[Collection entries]
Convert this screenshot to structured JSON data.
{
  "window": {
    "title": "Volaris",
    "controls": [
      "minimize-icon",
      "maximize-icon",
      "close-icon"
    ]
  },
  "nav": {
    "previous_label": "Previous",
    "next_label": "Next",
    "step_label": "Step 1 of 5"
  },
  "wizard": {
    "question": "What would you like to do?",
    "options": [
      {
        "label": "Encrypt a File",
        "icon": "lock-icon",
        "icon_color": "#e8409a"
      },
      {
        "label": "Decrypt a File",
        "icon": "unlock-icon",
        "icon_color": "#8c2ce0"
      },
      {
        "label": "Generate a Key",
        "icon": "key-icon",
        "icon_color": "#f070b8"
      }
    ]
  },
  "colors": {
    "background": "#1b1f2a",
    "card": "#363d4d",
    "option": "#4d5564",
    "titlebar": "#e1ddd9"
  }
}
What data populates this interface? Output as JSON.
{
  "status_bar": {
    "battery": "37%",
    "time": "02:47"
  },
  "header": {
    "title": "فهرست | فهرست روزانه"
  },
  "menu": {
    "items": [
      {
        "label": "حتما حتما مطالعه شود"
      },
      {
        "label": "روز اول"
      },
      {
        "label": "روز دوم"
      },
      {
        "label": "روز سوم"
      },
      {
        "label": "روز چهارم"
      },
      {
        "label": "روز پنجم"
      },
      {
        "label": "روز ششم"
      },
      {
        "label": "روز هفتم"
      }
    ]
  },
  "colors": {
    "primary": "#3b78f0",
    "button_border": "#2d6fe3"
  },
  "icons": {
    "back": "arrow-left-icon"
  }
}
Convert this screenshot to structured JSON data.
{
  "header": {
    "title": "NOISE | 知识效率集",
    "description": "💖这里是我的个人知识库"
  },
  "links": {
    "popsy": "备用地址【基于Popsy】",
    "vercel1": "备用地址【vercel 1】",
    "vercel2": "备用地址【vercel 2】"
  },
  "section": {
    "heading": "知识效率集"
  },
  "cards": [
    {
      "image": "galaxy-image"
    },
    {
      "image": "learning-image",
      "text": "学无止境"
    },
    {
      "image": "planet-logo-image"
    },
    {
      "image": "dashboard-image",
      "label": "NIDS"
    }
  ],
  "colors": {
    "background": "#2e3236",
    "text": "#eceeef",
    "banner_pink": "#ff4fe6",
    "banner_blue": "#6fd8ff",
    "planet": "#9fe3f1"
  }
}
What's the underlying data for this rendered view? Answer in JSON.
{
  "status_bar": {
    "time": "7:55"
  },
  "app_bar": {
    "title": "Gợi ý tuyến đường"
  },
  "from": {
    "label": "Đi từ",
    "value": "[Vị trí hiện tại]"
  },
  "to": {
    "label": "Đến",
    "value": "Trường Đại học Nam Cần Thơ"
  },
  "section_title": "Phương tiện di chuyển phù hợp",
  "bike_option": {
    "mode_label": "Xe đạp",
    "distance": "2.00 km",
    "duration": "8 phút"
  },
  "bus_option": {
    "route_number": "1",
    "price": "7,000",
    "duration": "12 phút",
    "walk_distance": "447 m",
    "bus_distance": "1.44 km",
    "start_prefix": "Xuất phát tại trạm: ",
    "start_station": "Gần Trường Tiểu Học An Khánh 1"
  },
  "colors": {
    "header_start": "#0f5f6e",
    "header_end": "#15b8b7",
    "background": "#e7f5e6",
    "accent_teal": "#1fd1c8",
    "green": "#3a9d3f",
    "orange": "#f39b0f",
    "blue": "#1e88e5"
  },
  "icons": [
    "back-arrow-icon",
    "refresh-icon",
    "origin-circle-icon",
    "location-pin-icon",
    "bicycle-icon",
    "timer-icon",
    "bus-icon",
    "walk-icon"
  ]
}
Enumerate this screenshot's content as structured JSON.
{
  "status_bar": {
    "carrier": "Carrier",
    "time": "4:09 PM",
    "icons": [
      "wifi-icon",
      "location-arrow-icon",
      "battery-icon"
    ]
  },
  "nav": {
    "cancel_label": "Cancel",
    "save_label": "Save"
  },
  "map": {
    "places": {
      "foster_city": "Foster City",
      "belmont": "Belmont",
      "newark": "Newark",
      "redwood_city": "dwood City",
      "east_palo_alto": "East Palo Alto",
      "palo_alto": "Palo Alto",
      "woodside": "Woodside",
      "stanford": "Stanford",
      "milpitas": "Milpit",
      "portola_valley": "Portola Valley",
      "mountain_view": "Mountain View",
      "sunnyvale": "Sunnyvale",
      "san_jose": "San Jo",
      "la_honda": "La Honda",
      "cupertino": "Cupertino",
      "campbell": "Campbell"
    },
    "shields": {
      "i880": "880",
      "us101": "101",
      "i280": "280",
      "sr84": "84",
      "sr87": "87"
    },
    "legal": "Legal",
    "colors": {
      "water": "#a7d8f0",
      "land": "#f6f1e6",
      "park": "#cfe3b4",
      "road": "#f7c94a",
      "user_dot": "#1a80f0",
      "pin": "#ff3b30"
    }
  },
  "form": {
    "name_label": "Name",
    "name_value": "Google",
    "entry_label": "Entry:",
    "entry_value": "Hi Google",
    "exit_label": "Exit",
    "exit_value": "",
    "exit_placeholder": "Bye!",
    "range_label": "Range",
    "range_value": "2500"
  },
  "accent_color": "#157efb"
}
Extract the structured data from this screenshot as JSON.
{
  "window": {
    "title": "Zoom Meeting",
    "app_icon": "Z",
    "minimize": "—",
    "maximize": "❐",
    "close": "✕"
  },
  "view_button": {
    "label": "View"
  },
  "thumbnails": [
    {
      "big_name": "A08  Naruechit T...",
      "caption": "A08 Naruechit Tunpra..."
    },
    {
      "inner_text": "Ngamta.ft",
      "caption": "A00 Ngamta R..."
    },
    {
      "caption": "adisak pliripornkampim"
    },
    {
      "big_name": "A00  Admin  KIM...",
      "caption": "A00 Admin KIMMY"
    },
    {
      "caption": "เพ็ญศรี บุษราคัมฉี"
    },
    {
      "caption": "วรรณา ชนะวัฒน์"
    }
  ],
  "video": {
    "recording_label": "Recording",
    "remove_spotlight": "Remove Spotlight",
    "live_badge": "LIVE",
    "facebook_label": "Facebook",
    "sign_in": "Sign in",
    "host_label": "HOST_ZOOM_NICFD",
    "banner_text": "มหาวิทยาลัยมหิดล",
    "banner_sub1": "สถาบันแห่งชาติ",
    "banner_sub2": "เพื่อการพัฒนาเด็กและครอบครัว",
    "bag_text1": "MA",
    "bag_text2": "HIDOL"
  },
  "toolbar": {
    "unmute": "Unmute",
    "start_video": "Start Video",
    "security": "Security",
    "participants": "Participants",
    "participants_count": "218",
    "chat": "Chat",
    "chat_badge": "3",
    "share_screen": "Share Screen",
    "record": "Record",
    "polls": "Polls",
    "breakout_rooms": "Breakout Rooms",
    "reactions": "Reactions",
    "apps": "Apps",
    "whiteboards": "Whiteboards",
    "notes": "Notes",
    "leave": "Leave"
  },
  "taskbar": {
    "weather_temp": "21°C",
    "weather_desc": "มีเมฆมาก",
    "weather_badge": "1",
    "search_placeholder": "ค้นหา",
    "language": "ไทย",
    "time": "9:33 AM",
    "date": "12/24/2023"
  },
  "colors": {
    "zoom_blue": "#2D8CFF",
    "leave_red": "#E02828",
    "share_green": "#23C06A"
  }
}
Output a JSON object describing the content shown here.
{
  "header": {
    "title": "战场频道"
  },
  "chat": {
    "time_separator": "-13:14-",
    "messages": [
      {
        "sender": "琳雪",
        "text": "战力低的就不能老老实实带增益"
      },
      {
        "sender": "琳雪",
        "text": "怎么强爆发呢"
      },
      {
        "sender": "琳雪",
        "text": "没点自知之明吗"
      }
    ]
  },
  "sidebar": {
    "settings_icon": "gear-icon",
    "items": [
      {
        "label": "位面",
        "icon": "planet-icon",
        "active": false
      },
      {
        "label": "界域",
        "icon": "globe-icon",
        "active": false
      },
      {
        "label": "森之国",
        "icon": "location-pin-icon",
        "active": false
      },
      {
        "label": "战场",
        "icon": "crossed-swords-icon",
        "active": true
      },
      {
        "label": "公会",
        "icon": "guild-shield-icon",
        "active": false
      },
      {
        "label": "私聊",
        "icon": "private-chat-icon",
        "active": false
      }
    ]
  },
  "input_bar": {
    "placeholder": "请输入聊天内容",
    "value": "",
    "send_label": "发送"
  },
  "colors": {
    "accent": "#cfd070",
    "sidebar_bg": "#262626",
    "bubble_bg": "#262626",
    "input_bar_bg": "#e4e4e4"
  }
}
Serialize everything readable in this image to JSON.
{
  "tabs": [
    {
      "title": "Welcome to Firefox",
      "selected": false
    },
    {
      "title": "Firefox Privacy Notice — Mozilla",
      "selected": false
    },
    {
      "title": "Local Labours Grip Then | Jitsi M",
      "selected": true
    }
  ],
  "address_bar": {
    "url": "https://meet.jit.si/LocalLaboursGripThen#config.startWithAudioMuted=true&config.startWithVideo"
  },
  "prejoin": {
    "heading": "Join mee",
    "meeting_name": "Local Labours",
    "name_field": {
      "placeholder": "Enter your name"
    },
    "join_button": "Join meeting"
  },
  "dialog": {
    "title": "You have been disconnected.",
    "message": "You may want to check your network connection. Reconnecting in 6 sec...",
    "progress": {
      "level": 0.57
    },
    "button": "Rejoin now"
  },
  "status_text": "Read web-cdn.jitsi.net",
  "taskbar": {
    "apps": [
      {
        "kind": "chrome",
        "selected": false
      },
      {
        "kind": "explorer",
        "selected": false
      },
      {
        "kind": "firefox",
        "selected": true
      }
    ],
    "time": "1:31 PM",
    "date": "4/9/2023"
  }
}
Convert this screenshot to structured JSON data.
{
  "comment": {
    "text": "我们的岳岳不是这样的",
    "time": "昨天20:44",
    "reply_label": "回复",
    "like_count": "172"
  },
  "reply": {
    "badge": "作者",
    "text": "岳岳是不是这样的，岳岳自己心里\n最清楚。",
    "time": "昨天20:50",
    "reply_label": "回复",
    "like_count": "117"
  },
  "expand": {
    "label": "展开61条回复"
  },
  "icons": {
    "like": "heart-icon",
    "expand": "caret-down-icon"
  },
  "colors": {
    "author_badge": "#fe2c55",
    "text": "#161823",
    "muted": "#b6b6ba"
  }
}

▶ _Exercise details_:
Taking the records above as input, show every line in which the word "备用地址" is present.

▶ _Your solution_:
    "popsy": "备用地址【基于Popsy】",
    "vercel1": "备用地址【vercel 1】",
    "vercel2": "备用地址【vercel 2】"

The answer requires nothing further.